On the basis of Behrooz's analysis of the critical failings of the Iranian Left, I would say we must revise the Iranian Left's usual answer to the question and answer it instead in the negative. No, the 1979 Islamic Revolution in Iran was not a tragedy for the Left, for tragedies befall innocence; they happen to people who have no idea of, and are not responsible for, the fate that awaits them.
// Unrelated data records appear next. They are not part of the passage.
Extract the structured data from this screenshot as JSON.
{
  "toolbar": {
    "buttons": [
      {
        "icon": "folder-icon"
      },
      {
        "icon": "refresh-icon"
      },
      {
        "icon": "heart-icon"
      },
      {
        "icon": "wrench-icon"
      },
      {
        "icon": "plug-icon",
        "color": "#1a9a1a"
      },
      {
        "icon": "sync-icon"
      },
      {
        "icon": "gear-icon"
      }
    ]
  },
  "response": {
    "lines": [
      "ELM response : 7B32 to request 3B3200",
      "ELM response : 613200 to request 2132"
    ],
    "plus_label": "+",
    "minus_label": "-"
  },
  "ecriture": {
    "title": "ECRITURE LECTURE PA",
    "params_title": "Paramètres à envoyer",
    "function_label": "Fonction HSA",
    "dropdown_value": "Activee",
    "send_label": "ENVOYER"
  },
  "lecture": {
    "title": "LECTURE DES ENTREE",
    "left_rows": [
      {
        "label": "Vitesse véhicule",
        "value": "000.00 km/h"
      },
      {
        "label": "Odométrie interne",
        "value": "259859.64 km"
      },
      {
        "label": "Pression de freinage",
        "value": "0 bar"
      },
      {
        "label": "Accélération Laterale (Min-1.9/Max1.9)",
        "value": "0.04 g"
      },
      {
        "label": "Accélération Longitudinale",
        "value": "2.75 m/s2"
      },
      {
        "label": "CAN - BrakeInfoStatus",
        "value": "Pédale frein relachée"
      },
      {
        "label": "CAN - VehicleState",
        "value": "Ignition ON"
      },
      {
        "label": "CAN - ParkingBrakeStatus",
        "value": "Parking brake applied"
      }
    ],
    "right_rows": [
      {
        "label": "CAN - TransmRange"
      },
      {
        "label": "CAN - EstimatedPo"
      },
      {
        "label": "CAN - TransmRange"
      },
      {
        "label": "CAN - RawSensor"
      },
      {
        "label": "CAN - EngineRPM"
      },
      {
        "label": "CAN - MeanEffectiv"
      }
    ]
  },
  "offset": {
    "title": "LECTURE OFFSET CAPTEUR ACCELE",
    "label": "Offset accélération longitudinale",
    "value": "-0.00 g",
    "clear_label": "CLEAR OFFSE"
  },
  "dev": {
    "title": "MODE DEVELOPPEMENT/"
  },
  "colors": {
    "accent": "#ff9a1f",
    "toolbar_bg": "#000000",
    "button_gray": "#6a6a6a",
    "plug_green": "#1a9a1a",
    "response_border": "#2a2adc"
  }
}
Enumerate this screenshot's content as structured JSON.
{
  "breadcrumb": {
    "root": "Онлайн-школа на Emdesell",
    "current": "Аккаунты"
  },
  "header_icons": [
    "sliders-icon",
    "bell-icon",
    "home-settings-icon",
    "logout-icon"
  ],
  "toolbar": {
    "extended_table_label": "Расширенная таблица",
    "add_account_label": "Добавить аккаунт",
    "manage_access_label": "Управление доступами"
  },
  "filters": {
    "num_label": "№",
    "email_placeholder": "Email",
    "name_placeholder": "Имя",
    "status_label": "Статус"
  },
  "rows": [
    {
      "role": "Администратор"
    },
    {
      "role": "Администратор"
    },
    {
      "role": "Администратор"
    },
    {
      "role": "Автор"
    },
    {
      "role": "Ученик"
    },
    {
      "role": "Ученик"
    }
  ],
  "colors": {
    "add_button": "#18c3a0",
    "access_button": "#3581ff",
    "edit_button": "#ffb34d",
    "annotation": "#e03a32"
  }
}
This raises another question: Is it in fact a tragedy that the Stalinists and Maoists who made up the great majority of the left in Iran in the 1960s and 1970s did not take power? After all, virtually all Iranian leftists of the 1960s and 1970s were either Stalinist or Maoist. In light of this, I would argue that what followed in the wake of the 1979 Revolution was not so much a tragedy for the Iranian Marxist "Left" then in existence, as it was a tragedy for the project of the Left per se. For the genuinely leftist project of internationalism and human emancipation, the profoundly authoritarian, repressive, reactionary, and proto-fascist regime that emerged out of the Revolution and has ruled Iran ever since is certainly tragic but also, and more accurately, catastrophic. But what are the lessons to be learned?
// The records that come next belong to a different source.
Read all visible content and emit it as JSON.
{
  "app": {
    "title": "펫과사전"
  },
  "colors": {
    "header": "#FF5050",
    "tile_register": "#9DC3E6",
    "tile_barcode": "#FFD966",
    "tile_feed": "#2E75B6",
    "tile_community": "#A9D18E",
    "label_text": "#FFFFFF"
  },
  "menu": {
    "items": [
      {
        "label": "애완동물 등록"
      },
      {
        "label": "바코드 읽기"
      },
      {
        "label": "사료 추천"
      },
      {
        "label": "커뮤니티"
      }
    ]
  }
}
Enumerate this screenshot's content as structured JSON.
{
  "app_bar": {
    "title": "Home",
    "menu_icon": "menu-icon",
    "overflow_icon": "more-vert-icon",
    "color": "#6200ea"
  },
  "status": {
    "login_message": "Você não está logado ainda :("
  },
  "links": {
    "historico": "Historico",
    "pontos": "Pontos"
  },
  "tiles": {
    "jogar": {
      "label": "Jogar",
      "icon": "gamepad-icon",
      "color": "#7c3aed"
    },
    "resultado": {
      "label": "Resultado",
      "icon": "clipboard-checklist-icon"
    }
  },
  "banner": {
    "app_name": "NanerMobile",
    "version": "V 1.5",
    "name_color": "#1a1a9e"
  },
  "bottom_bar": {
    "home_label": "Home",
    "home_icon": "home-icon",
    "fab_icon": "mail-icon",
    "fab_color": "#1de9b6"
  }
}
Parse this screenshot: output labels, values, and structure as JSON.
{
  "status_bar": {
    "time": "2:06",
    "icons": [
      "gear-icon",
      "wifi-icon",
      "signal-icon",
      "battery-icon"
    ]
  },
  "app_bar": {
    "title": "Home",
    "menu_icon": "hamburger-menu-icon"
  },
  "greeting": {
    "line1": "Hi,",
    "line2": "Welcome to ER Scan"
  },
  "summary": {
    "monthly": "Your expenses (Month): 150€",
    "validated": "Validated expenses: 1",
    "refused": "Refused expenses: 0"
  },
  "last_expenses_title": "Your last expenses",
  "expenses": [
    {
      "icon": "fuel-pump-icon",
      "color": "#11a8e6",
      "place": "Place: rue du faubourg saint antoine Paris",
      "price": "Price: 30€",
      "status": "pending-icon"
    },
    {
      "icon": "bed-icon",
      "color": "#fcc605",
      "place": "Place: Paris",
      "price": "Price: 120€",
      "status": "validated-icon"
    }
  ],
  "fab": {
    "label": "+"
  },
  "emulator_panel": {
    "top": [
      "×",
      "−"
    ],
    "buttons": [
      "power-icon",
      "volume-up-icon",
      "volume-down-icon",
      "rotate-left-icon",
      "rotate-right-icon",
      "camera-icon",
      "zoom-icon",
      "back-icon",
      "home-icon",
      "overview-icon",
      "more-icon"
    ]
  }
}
There are both external and internal factors in the destruction of the Iranian Left. The external factors are obviously the brutality of the Islamists who took over and Iran's strategic position in the Cold War rivalry between the U.S. and USSR. These factors are certainly important, but Behrooz's book rightly zeroes in on the internal factors. Of these, he considers the Left's tunnel-vision anti-imperialism most essential. Khomeini's gang may have disdained professedly secular, rational socialists, but on the Left the argument went that, because they were anti-American and anti-imperialist, the Khomeinites were "objectively progressive."
We now know that the Left's was a demented, disfigured, ultimately catastrophic argument, one that had lethal consequences for those who propounded it. There was nothing progressive about Khomeini's anti-imperialism. It was authoritarian and regressive, as is [Iranian President Mahmoud] Ahmadinejad's anti-imperialism today. Whether Khomeini's rhetoric was truly anti-imperialist is open to debate‰ÛÓbut to the extent it was, it amounted to no more than an anti-imperialism of fools.
What were some of the consequences of the Iranian Marxist Left's view that the anti-imperialist, anti-American rhetoric of the Khomeinites was "objectively progressive"? As mentioned earlier, it led to a rejection of the demands for human rights advanced by feminists, democratic liberals, and nationalists. Rather than sympathizing with and advancing their demands, many on the Left in Iran in 1979 regarded feminism as a bourgeois colonial ideology. Because of this many Iranian Marxists sided with extreme reactionary forces within the new Islamic government as they repressed feminism, beating women and suppressing their demands. Similarly, when newspapers were shut down, many Iranian Marxists defended not their right to publish their views, but the regime's supposed responsibility to close them down! Here again the logic was the same: Liberal and nationalist newspapers were neo-colonial and bourgeois. Such actions, justified in the name of anti-imperialism, constituted a catastrophic turn down the dark ally of anti-liberalism. The Left mistakenly viewed liberalism as part of a toxic, global, colonial project rather than viewing it, as Marx himself did, as being necessary but insufficient‰ÛÓor, better, insufficient but bloody necessary‰ÛÓto the project of socialism and liberation.